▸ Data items
━━━━━━━━━━

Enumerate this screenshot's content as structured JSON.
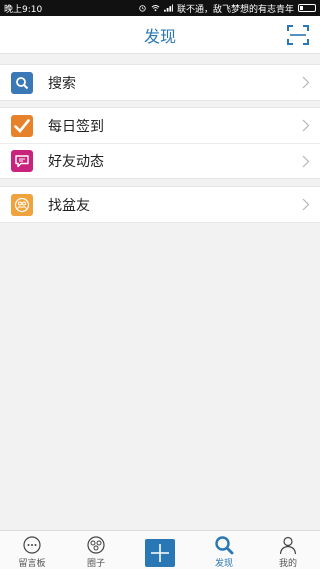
{
  "status_bar": {
    "time": "晚上9:10",
    "carrier": "联不通，敌飞梦想的有志青年"
  },
  "header": {
    "title": "发现"
  },
  "menu": {
    "search": "搜索",
    "checkin": "每日签到",
    "friends_feed": "好友动态",
    "find_friends": "找盆友"
  },
  "tabbar": {
    "tabs": [
      {
        "label": "留言板"
      },
      {
        "label": "圈子"
      },
      {
        "label": ""
      },
      {
        "label": "发现"
      },
      {
        "label": "我的"
      }
    ],
    "active": "发现"
  },
  "colors": {
    "accent": "#2a77b5",
    "search_icon": "#3b78b8",
    "checkin_icon": "#e8822a",
    "friends_icon": "#c9247d",
    "find_icon": "#f0a23c"
  }
}
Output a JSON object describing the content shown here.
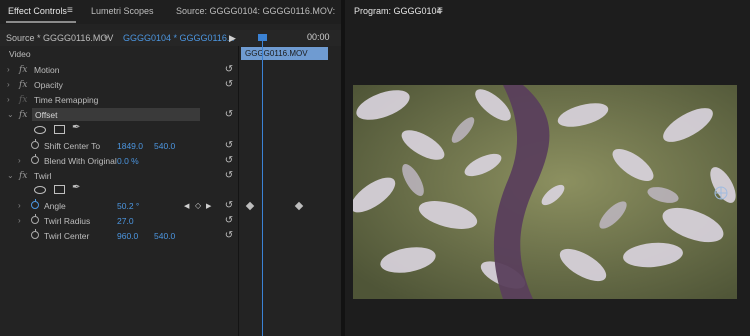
{
  "tabs": {
    "effect_controls": "Effect Controls",
    "lumetri": "Lumetri Scopes",
    "source": "Source: GGGG0104: GGGG0116.MOV:",
    "program": "Program: GGGG0104"
  },
  "source_row": {
    "source": "Source * GGGG0116.MOV",
    "sequence": "GGGG0104 * GGGG0116...",
    "timecode": "00:00"
  },
  "clip_name": "GGGG0116.MOV",
  "video_label": "Video",
  "effects": {
    "motion": "Motion",
    "opacity": "Opacity",
    "time_remapping": "Time Remapping",
    "offset": "Offset",
    "shift_center_label": "Shift Center To",
    "shift_center_x": "1849.0",
    "shift_center_y": "540.0",
    "blend_label": "Blend With Original",
    "blend_value": "0.0 %",
    "twirl": "Twirl",
    "angle_label": "Angle",
    "angle_value": "50.2 °",
    "radius_label": "Twirl Radius",
    "radius_value": "27.0",
    "center_label": "Twirl Center",
    "center_x": "960.0",
    "center_y": "540.0"
  },
  "colors": {
    "accent": "#4c96e0",
    "clip": "#6f9bd1"
  }
}
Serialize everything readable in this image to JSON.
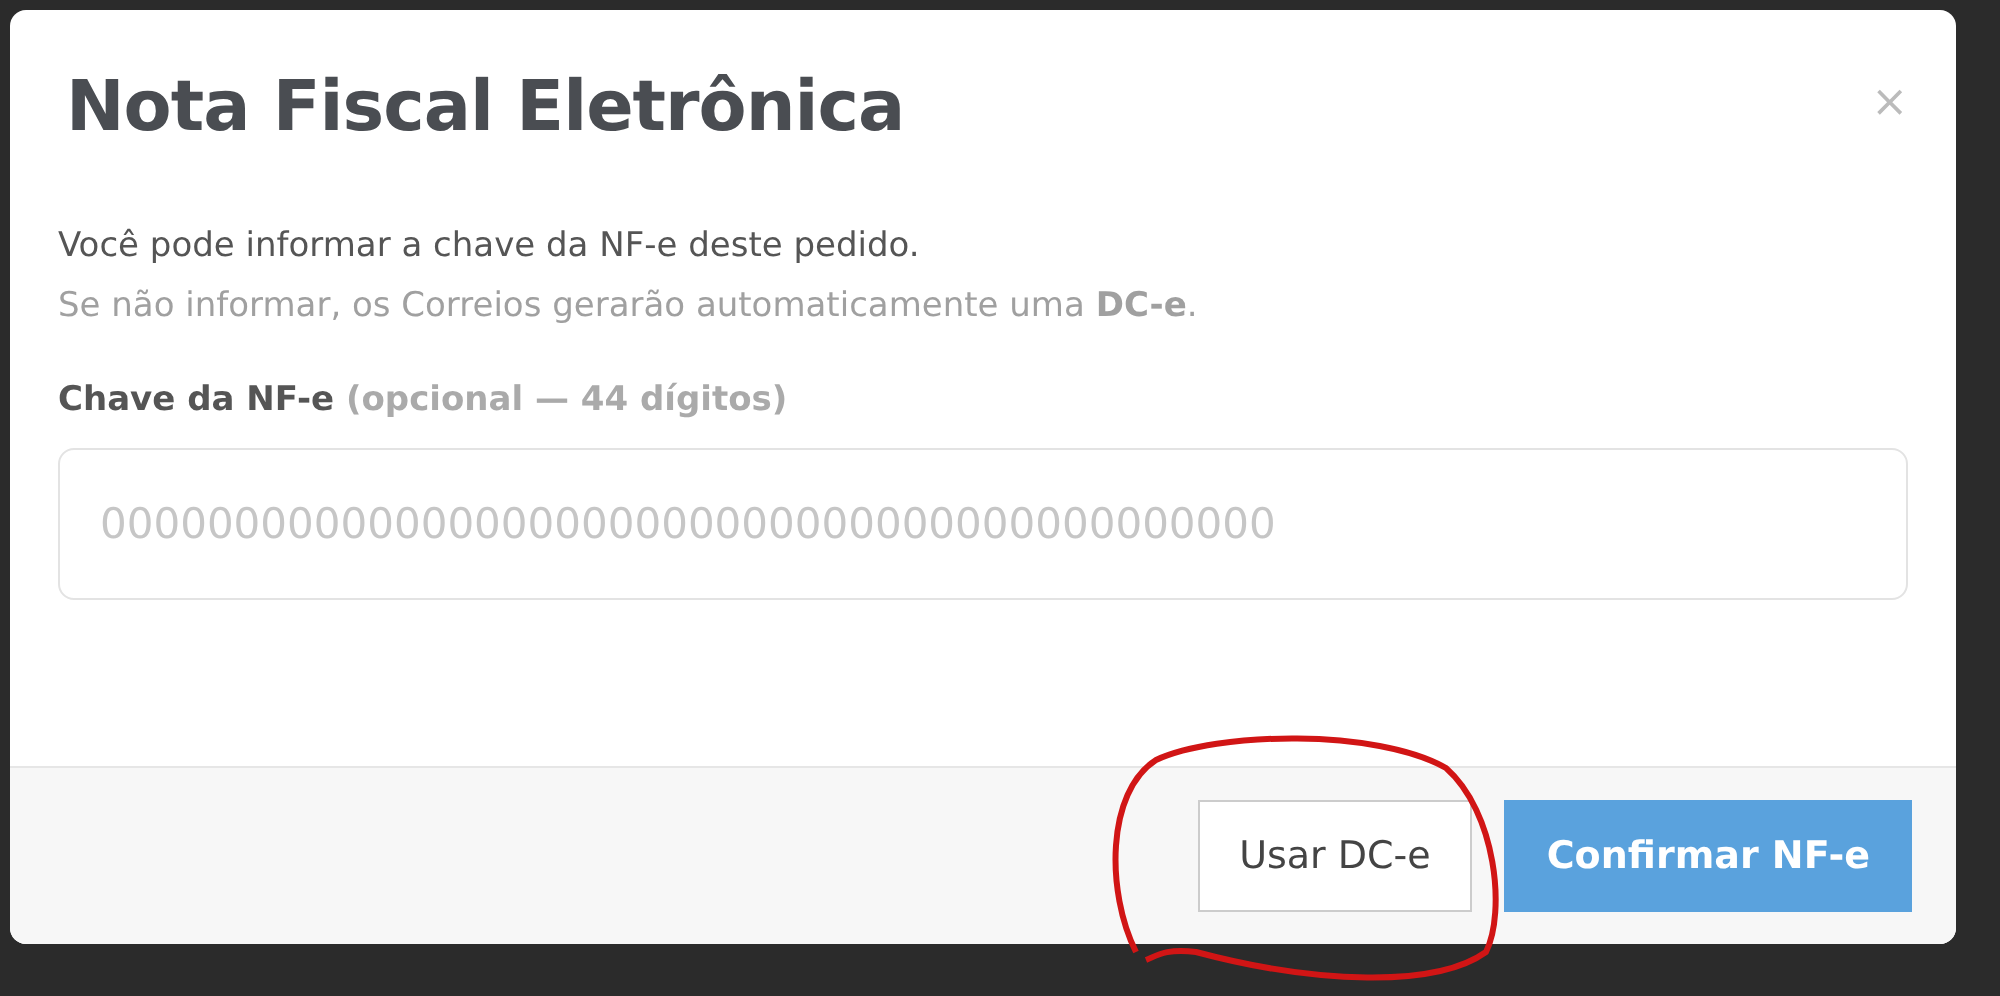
{
  "modal": {
    "title": "Nota Fiscal Eletrônica",
    "close": "×",
    "intro": "Você pode informar a chave da NF-e deste pedido.",
    "hint": "Se não informar, os Correios gerarão automaticamente uma **DC-e**.",
    "field": {
      "label": "Chave da NF-e",
      "label_note": "(opcional — 44 dígitos)",
      "placeholder": "00000000000000000000000000000000000000000000"
    },
    "buttons": [
      {
        "label": "Usar DC-e",
        "kind": "secondary"
      },
      {
        "label": "Confirmar NF-e",
        "kind": "primary"
      }
    ]
  },
  "annotation": {
    "kind": "circle"
  }
}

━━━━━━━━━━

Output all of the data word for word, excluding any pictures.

▸ Task result
Enumerate this screenshot's content as structured JSON.
{
  "status_bar": {
    "time": "晚上9:10",
    "carrier": "联不通，敌飞梦想的有志青年"
  },
  "header": {
    "title": "发现"
  },
  "menu": {
    "search": "搜索",
    "checkin": "每日签到",
    "friends_feed": "好友动态",
    "find_friends": "找盆友"
  },
  "tabbar": {
    "tabs": [
      {
        "label": "留言板"
      },
      {
        "label": "圈子"
      },
      {
        "label": ""
      },
      {
        "label": "发现"
      },
      {
        "label": "我的"
      }
    ],
    "active": "发现"
  },
  "colors": {
    "accent": "#2a77b5",
    "search_icon": "#3b78b8",
    "checkin_icon": "#e8822a",
    "friends_icon": "#c9247d",
    "find_icon": "#f0a23c"
  }
}
Output a JSON object describing the content shown here.
{
  "tabs": {
    "effect_controls": "Effect Controls",
    "lumetri": "Lumetri Scopes",
    "source": "Source: GGGG0104: GGGG0116.MOV:",
    "program": "Program: GGGG0104"
  },
  "source_row": {
    "source": "Source * GGGG0116.MOV",
    "sequence": "GGGG0104 * GGGG0116...",
    "timecode": "00:00"
  },
  "clip_name": "GGGG0116.MOV",
  "video_label": "Video",
  "effects": {
    "motion": "Motion",
    "opacity": "Opacity",
    "time_remapping": "Time Remapping",
    "offset": "Offset",
    "shift_center_label": "Shift Center To",
    "shift_center_x": "1849.0",
    "shift_center_y": "540.0",
    "blend_label": "Blend With Original",
    "blend_value": "0.0 %",
    "twirl": "Twirl",
    "angle_label": "Angle",
    "angle_value": "50.2 °",
    "radius_label": "Twirl Radius",
    "radius_value": "27.0",
    "center_label": "Twirl Center",
    "center_x": "960.0",
    "center_y": "540.0"
  },
  "colors": {
    "accent": "#4c96e0",
    "clip": "#6f9bd1"
  }
}
Serialize everything readable in this image to JSON.
{
  "modal": {
    "title": "Nota Fiscal Eletrônica",
    "close": "×",
    "intro": "Você pode informar a chave da NF-e deste pedido.",
    "hint": "Se não informar, os Correios gerarão automaticamente uma **DC-e**.",
    "field": {
      "label": "Chave da NF-e",
      "label_note": "(opcional — 44 dígitos)",
      "placeholder": "00000000000000000000000000000000000000000000"
    },
    "buttons": [
      {
        "label": "Usar DC-e",
        "kind": "secondary"
      },
      {
        "label": "Confirmar NF-e",
        "kind": "primary"
      }
    ]
  },
  "annotation": {
    "kind": "circle"
  }
}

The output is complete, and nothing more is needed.